## [TASK TO COMPLETE]
This exercise needs the listing below duplicated exactly.

******************************

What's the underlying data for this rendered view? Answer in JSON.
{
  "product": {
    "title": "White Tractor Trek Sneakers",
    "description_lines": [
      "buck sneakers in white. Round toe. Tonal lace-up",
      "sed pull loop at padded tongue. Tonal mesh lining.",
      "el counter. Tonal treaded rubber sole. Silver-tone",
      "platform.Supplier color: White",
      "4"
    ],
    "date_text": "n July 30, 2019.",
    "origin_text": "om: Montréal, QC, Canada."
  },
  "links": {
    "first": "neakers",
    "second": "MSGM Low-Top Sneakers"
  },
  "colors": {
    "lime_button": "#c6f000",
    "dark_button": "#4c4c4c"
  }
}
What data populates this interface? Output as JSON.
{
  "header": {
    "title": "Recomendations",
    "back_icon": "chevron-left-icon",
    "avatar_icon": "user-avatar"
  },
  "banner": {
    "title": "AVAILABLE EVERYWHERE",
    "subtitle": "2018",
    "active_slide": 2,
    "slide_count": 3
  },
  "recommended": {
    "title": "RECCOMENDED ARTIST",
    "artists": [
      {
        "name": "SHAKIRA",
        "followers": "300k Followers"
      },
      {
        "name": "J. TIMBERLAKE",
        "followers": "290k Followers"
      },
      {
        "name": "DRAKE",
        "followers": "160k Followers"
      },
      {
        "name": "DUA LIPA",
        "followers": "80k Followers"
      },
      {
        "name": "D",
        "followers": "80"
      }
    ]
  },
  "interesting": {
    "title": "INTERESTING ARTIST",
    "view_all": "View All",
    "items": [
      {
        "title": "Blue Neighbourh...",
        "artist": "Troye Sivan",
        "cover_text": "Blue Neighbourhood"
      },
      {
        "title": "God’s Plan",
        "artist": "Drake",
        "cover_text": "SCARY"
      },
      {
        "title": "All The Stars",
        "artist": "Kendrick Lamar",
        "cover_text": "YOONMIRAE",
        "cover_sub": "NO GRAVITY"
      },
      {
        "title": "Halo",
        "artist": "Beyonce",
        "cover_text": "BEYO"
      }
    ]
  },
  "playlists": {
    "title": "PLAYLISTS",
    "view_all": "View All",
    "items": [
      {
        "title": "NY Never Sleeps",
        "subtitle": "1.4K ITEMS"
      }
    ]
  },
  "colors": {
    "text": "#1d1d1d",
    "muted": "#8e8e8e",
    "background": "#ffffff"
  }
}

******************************

## [RESULT]
What's the underlying data for this rendered view? Answer in JSON.
{
  "product": {
    "title": "White Tractor Trek Sneakers",
    "description_lines": [
      "buck sneakers in white. Round toe. Tonal lace-up",
      "sed pull loop at padded tongue. Tonal mesh lining.",
      "el counter. Tonal treaded rubber sole. Silver-tone",
      "platform.Supplier color: White",
      "4"
    ],
    "date_text": "n July 30, 2019.",
    "origin_text": "om: Montréal, QC, Canada."
  },
  "links": {
    "first": "neakers",
    "second": "MSGM Low-Top Sneakers"
  },
  "colors": {
    "lime_button": "#c6f000",
    "dark_button": "#4c4c4c"
  }
}
What data populates this interface? Output as JSON.
{
  "header": {
    "title": "Recomendations",
    "back_icon": "chevron-left-icon",
    "avatar_icon": "user-avatar"
  },
  "banner": {
    "title": "AVAILABLE EVERYWHERE",
    "subtitle": "2018",
    "active_slide": 2,
    "slide_count": 3
  },
  "recommended": {
    "title": "RECCOMENDED ARTIST",
    "artists": [
      {
        "name": "SHAKIRA",
        "followers": "300k Followers"
      },
      {
        "name": "J. TIMBERLAKE",
        "followers": "290k Followers"
      },
      {
        "name": "DRAKE",
        "followers": "160k Followers"
      },
      {
        "name": "DUA LIPA",
        "followers": "80k Followers"
      },
      {
        "name": "D",
        "followers": "80"
      }
    ]
  },
  "interesting": {
    "title": "INTERESTING ARTIST",
    "view_all": "View All",
    "items": [
      {
        "title": "Blue Neighbourh...",
        "artist": "Troye Sivan",
        "cover_text": "Blue Neighbourhood"
      },
      {
        "title": "God’s Plan",
        "artist": "Drake",
        "cover_text": "SCARY"
      },
      {
        "title": "All The Stars",
        "artist": "Kendrick Lamar",
        "cover_text": "YOONMIRAE",
        "cover_sub": "NO GRAVITY"
      },
      {
        "title": "Halo",
        "artist": "Beyonce",
        "cover_text": "BEYO"
      }
    ]
  },
  "playlists": {
    "title": "PLAYLISTS",
    "view_all": "View All",
    "items": [
      {
        "title": "NY Never Sleeps",
        "subtitle": "1.4K ITEMS"
      }
    ]
  },
  "colors": {
    "text": "#1d1d1d",
    "muted": "#8e8e8e",
    "background": "#ffffff"
  }
}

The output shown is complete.